Lectures. In the event that the course should follow restrictive rules of health prevention, the lessons could be held in remote or mixed mode.
The course aims to introduce the student to the plural character of justice and law in different European contexts, from the early Middle Ages to the dawn of the contemporary age.
In a broad perspective, highlighting the connections, persistencies, transformations, and major caesuras, we will focus on political imagery and the intertwining of law and other normative orders (economics, religion, mentality, routine, etc.), the formation of the jurist and the discursive practices of lawmakers, judges and jurists, systems of repression, rites of justice, factors of formation of national laws, legal traditions that have been shared or that have characterized European countries.
Particular attention will be devoted to the dissolution of medieval corporatism and the advent of the individualist paradigm.
Learning assessment may also be carried out on line, should the conditions require it.
The transition from the ancient world to the Middle Ages
Custom as primary source of law in the Middle Ages
The rebirth of the study of law and the formation of ius commune
The role of legal science
The crisis of the sixteenth century: legal Humanism and the school of Salamanca
The conquest of the New World: key issues and debates
The advent of a new normative reality: local laws and regal government
The historical gap between "civil law" and "common law".
The legal schools of the sixteenth and eighteenth centuries: natural law theories, individualism and contractualism
French Revolution and Law
The idea of codification: comparison models
The constitutions of the Napoleonic period
Antonio Padoa Schioppa, Storia del diritto in Europa.

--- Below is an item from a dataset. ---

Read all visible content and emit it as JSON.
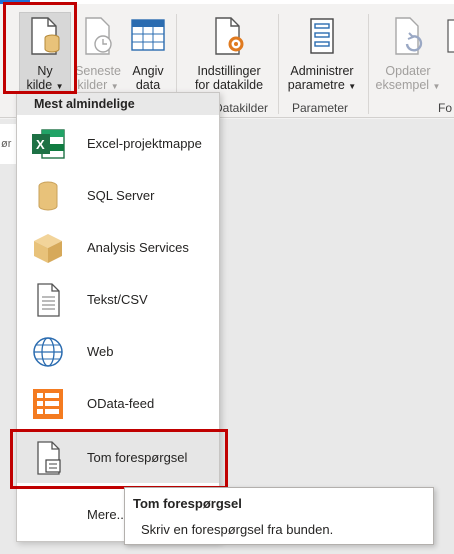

Dal medioevo all’età contemporanea, Il Mulino, Bologna, 20162, pp. 13-494.